How Scientists Could Watch Brain Chemicals Through The Skull

One team is trying to develop a non-invasive way of tracking neurotransmitters as they move through a living brain.

Neurons

Nick Kaloterakis

Researchers have discovered a way to see chemicals at work behind bone. In the future, they hope to develop their technique as a way of watching chemical messages as they blip through the brain, underneath the skull.

The work is still preliminary. So far, the researchers have tested their method in… a cut of lamb shoulder. A team of chemists and bioengineers from Northwestern University injected chemically modified gold nanoparticles inside their raw lamb meat, then shined laser light at the bone on the other side of the injection. Using Raman spectroscopy methods, the scientists found they could detect the gold through the bone, Chemical & Engineering News reports.

If this technique does work in living brains, scientists would have to get the gold particles to attach to the brain chemicals they want to study. That way, when the laser detects the gold particles, it would be detecting the brain chemical, too. The Northwestern team plans to try to attach the neurotransmitter dopamine to their nanogold, Chemical & Engineering News reports.

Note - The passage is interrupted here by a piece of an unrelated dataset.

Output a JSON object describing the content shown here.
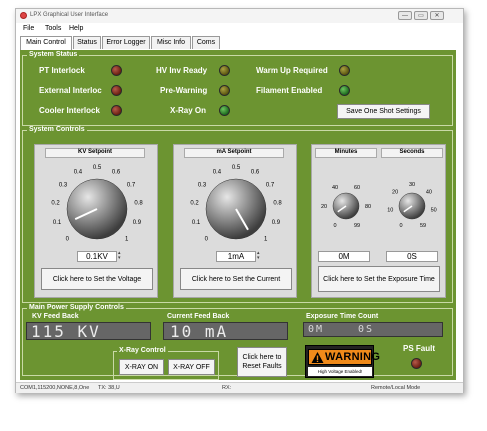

Another important consideration? Making sure such injections are safe for the living creatures that will get them, whether lab animals or people.